The return address simply stated “OPM Notifications” with an address in Washington DC. Something forced me to unravel the letter and read it. It was from the United States Office of Personnel Management, specifically the Office of Personnel Management (OPM).
The letter told me that my personal information had been stolen by hackers.
As I have never applied to the US government for a job or security clearance I was at a loss as to why they would have my personal information on file. As a foreigner living in the United States, my personal information resides in numerous federal databases but I was surprised to learn that it was also in the Office of Personnel Management.
I thought about this for a few days trying to understand how the personnel office would have my person information. That is until I realized that many years ago I was asked to provide a reference to someone who had applied for a sensitive position in the United States government. It had happened so long ago that it took me sometime to connect the two events together.
Regardless of how OPM entered my personal information into their database the end result is that it was now in the hands of unknown individuals. It is not the first time I have experienced this situation as companies I have done business with or financial institutes that had completed a financial transaction for me have suffered computer intrusions as well.

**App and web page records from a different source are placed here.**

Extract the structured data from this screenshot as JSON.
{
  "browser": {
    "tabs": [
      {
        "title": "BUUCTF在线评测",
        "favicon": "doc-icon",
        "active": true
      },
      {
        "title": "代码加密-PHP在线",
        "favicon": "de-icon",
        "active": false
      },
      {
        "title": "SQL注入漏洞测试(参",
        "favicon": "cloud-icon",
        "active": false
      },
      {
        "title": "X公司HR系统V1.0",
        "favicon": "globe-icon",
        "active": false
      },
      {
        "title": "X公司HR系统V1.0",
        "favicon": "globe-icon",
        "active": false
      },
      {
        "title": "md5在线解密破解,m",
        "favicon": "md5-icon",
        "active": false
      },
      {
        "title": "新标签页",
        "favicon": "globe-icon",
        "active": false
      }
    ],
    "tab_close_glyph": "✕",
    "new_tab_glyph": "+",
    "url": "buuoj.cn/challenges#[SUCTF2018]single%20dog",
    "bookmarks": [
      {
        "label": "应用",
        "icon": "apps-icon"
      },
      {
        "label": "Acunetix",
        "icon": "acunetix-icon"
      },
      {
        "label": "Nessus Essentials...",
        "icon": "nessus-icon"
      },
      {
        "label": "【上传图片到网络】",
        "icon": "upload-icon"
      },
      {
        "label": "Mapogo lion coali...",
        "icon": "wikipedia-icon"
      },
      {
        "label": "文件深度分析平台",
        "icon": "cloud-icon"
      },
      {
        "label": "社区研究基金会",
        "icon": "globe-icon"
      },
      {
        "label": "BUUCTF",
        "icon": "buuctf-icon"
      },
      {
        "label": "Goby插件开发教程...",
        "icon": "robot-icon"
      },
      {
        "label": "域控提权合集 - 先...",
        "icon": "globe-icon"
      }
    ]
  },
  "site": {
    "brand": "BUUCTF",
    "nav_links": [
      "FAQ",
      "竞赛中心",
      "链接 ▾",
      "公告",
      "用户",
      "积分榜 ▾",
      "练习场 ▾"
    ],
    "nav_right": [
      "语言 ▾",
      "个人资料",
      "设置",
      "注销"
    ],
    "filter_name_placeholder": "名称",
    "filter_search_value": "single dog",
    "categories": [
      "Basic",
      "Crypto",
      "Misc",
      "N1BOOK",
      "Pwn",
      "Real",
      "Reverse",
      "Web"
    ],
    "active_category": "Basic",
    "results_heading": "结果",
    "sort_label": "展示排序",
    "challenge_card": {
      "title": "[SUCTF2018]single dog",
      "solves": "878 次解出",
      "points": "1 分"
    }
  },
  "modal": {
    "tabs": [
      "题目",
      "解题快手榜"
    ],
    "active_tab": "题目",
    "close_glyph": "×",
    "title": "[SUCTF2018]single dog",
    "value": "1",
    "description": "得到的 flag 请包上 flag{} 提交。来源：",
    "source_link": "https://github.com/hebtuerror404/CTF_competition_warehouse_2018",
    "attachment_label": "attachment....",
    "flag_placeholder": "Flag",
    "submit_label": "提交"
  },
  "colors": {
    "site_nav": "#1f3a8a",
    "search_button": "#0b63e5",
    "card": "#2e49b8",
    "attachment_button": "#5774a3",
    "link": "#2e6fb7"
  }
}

My annoyance is that unlike private companies that I can choose not to do business with any longer after they incompetently lose my personal information; with government entities I have no such choice. I do not get to tell the FAA, no you cannot have my drone registration because I do not believe I can trust you to keep my data private.
I have never applied to the US government for a job but I am now exposed to identity theft nonetheless because some bureaucrat somewhere thought it was a great idea to put my personal identifying information on a computer system although it had nothing to do with me.
Now the FAA is ordering me to put even more personal information online on a system that was rushed into service as a knee jerk reaction to a problem the registration is unlikely to resolve.
You see, the dirty little secret about the drone registration is that it is not a drone registration but rather an owner registration database. Unlike N numbers on an aircraft that uniquely identifies an aircraft, the registration number issued by the FAA for a drone is issued to an individual who can then use the same number on as many drones as they want.
The most important part is that although the number must be affixed to the drone, it is entirely a voluntary thing that has no one really enforcing it. Think about that for a moment. I get a registration number that I am required to affix to my drone. The idea is that if my drone crashes into an airport or is recovered doing something illegal, it can be traced back to the owner.
That is the idea. But, if the underlining problem is that hobbyists either do not understand that they cannot fly their drones within 5 miles of an airport or that they ignore that requirement – how is a registration number suddenly going to make them more adherent to those rules?
Basically, I am giving the government more of my personal information to lose and the result will be continued examples of people not understanding that flying a drone near an airport is still wrong.